**Activity:**
Wherever the string "emotes" turns up in the data, copy the whole line.

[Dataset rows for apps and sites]
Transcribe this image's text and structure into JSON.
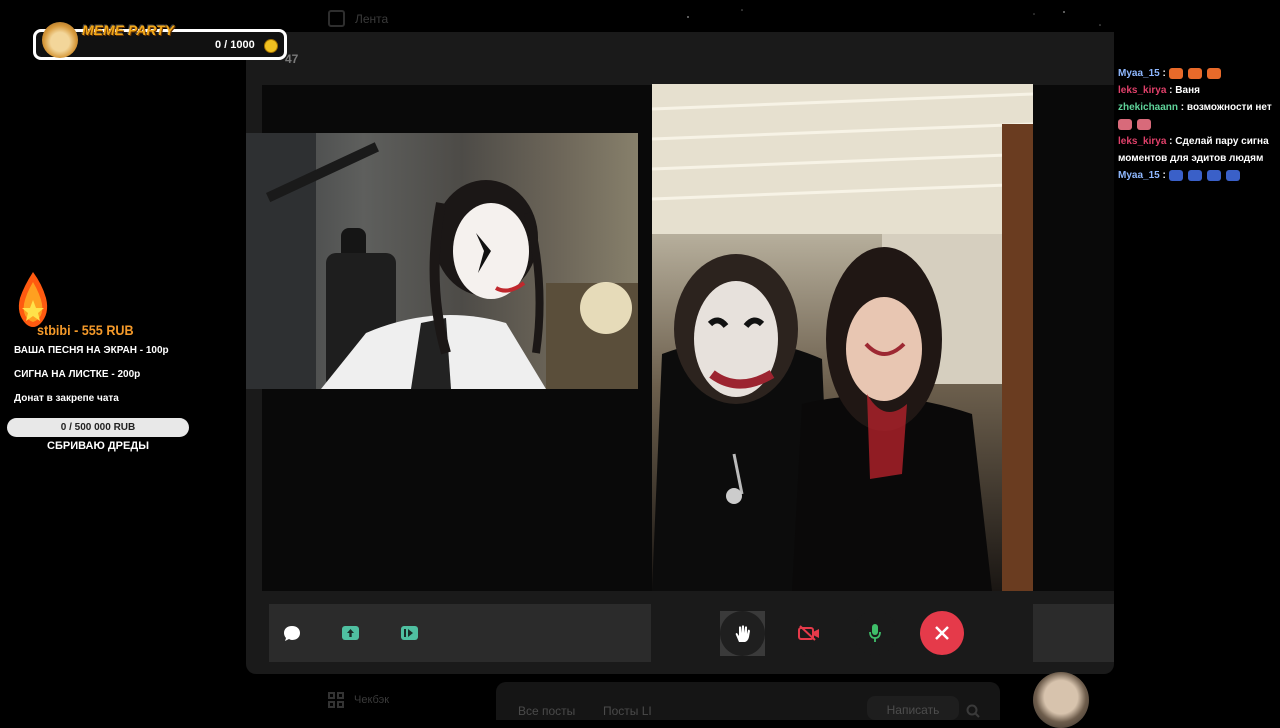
{
  "colors": {
    "accent_red": "#e53a4a",
    "mic_green": "#3fbf6a",
    "donation_orange": "#f59a2a",
    "meme_gold": "#f2a818"
  },
  "background_app": {
    "nav_top_label": "Лента",
    "counter_fragment": "47",
    "nav_bottom_label": "Чекбэк",
    "tabs": [
      "Все посты",
      "Посты LI"
    ],
    "write_button": "Написать",
    "search_icon": "search-icon"
  },
  "meme_party": {
    "title": "MEME PARTY",
    "progress": "0 / 1000",
    "progress_fraction": 0.0
  },
  "donation_panel": {
    "last_donation": "stbibi - 555 RUB",
    "lines": [
      "ВАША ПЕСНЯ НА ЭКРАН - 100р",
      "СИГНА  НА ЛИСТКЕ - 200р",
      "Донат в закрепе чата"
    ],
    "goal_text": "0 / 500 000 RUB",
    "goal_fraction": 0.0,
    "goal_label": "СБРИВАЮ ДРЕДЫ"
  },
  "call_controls": {
    "left_icons": [
      "chat-icon",
      "screen-share-icon",
      "media-icon"
    ],
    "buttons": [
      "hand-raise-icon",
      "camera-off-icon",
      "microphone-icon",
      "end-call-icon"
    ]
  },
  "chat": [
    {
      "user": "Myaa_15",
      "color": "#8fb8ff",
      "text": "",
      "emotes": 3,
      "emote_color": "#e86a2a"
    },
    {
      "user": "leks_kirya",
      "color": "#e0406a",
      "text": "Ваня",
      "emotes": 0
    },
    {
      "user": "zhekichaann",
      "color": "#5fd39a",
      "text": "возможности нет",
      "emotes": 2,
      "emote_color": "#d86a7a"
    },
    {
      "user": "leks_kirya",
      "color": "#e0406a",
      "text": "Сделай пару сигна моментов для эдитов людям",
      "emotes": 0
    },
    {
      "user": "Myaa_15",
      "color": "#8fb8ff",
      "text": "",
      "emotes": 4,
      "emote_color": "#3a60c8"
    }
  ]
}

**Result of the exercise:**
      "emotes": 3,
      "emotes": 0
      "emotes": 2,
      "emotes": 0
      "emotes": 4,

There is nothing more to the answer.